Data below:

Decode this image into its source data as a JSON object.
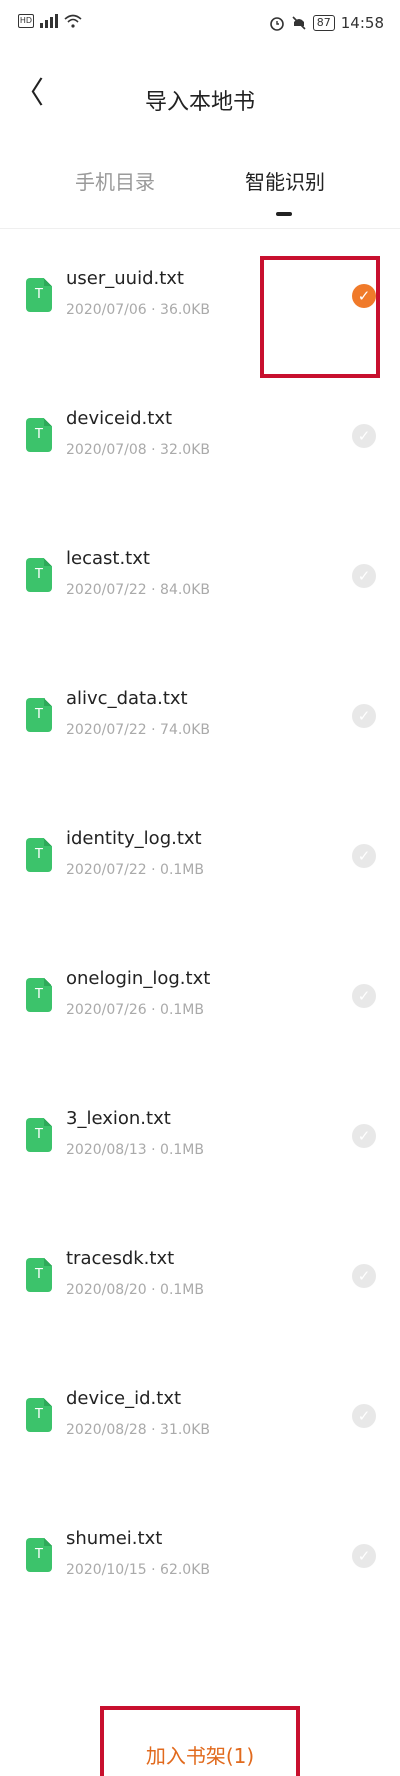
{
  "status_bar": {
    "left_icons": [
      "hd-icon",
      "signal-icon",
      "wifi-icon"
    ],
    "right_icons": [
      "alarm-icon",
      "mute-icon"
    ],
    "battery": "87",
    "time": "14:58"
  },
  "nav": {
    "back_glyph": "〈",
    "title": "导入本地书"
  },
  "tabs": [
    {
      "label": "手机目录",
      "active": false
    },
    {
      "label": "智能识别",
      "active": true
    }
  ],
  "files": [
    {
      "name": "user_uuid.txt",
      "meta": "2020/07/06 · 36.0KB",
      "selected": true
    },
    {
      "name": "deviceid.txt",
      "meta": "2020/07/08 · 32.0KB",
      "selected": false
    },
    {
      "name": "lecast.txt",
      "meta": "2020/07/22 · 84.0KB",
      "selected": false
    },
    {
      "name": "alivc_data.txt",
      "meta": "2020/07/22 · 74.0KB",
      "selected": false
    },
    {
      "name": "identity_log.txt",
      "meta": "2020/07/22 · 0.1MB",
      "selected": false
    },
    {
      "name": "onelogin_log.txt",
      "meta": "2020/07/26 · 0.1MB",
      "selected": false
    },
    {
      "name": "3_lexion.txt",
      "meta": "2020/08/13 · 0.1MB",
      "selected": false
    },
    {
      "name": "tracesdk.txt",
      "meta": "2020/08/20 · 0.1MB",
      "selected": false
    },
    {
      "name": "device_id.txt",
      "meta": "2020/08/28 · 31.0KB",
      "selected": false
    },
    {
      "name": "shumei.txt",
      "meta": "2020/10/15 · 62.0KB",
      "selected": false
    }
  ],
  "file_icon_letter": "T",
  "check_glyph": "✓",
  "bottom_button": "加入书架(1)",
  "colors": {
    "accent": "#f07a2a",
    "file_icon": "#3cc36b",
    "annotation": "#c8102e"
  }
}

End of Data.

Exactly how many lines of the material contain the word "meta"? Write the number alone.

10